Obscure builders, who maybe operate in a small niche, will now have the same access as a major aftermarket motorcycle OEM would, and their product will compete on a playing field that puts more emphasis on the part’s ability to work for the given application. 3D printers will become a platform, that other products will use and build upon.

Let’s say I am in the market for new rearsets for my Ducati Streetfighter 1098 (I actually am, as the case would be), so as such, I have a set number of choices in my search.

I can choose either from the few major companies that seem to have rearsets for just about every motorcycle imaginable, or I can instead go with one of the boutique brands that cater only to Ducati motorcycles. If I am really lucky there might be a third option: a forum member on one of the major Ducati boards that has access to a machine shop, and sells his own design of foot controls — but these sort of individuals are few and far between, let me tell you.

In a world where consumer-level 3D printers are rampant and accepted though, this vendor landscape will change. For starters, I wouldn’t be purchasing a physical set of rearsets for my Ducati, I would simply be purchasing a CAM file, which I would  then download, and use to print my newly purchased rearsets. This idea alone should make your head spin.
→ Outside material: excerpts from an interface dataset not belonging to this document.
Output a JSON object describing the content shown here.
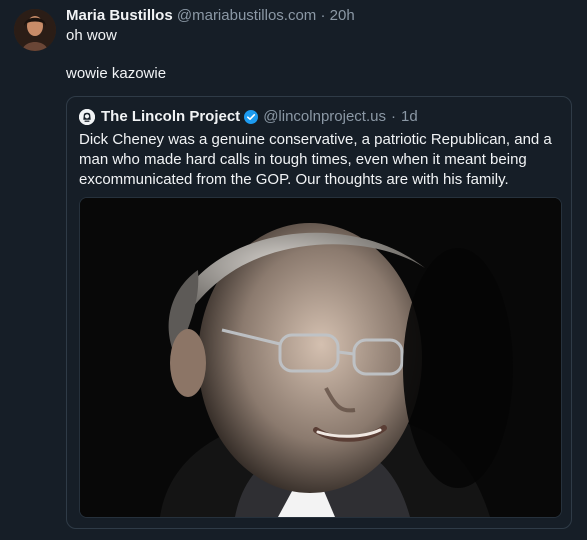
{
  "post": {
    "author_name": "Maria Bustillos",
    "handle": "@mariabustillos.com",
    "separator": "·",
    "time": "20h",
    "lines": [
      "oh wow",
      "wowie kazowie"
    ]
  },
  "quoted_post": {
    "author_name": "The Lincoln Project",
    "handle": "@lincolnproject.us",
    "separator": "·",
    "time": "1d",
    "text": "Dick Cheney was a genuine conservative, a patriotic Republican, and a man who made hard calls in tough times, even when it meant being excommunicated from the GOP. Our thoughts are with his family.",
    "image_icon": "portrait-photo"
  },
  "icons": {
    "author_avatar": "avatar-image",
    "quoted_avatar": "lincoln-logo-icon",
    "verified": "verified-badge-icon"
  },
  "colors": {
    "background": "#161e27",
    "text": "#f1f3f5",
    "muted": "#8b98a5",
    "border": "#2f3b47",
    "verified": "#1d9bf0"
  }
}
In my process to decide on which rearsets to purchase, it is unlikely that I will be shopping through a catalog, local dealer, or even an online store…at least not one as we know it (think less RevZilla, and more Apple iPhone App Store) — it is even possible I could finally decide on some sort of open-source design, where several builders and tinkers have created a CAM file and shared it for free on the internet. Vortex, Gilles, Ducati Performance, & Bob’s Duc Shop are all now on an equal footing.

From the perspective of the businesses, the cost of selling one pair of rearsets is the same as selling one thousand, or one million, since the consumer is footing the bill on the actual manufacturing and assembly (read: prices should DRAMATICALLY drop). It also means that there will be more Bob’s in the marketplace, giving consumers more choices and business more competition. This is called a free market economy.

In all likelihood, the pair of rearsets I end up purchasing doesn’t come from a company, they come from some college ME freshman, who is earning a little tuition money designing motorcycle parts between classes. And if he or she is good enough, they could give the aftermarket OEMs a serious run for their money.

All of this is just the tip of the iceberg though, and as printer costs drop from thousands to hundreds of dollars, while increasing in capabilities (e.g. DPI, speed, compatible materials, etc), the reality of everything discussed here, and beyond, becomes more certain. It will be interesting to see how motorcycling, one of the most conservative industries I have ever experienced, copes with this shift in technology, manufacturing, and business. Something to chew on for the weekend.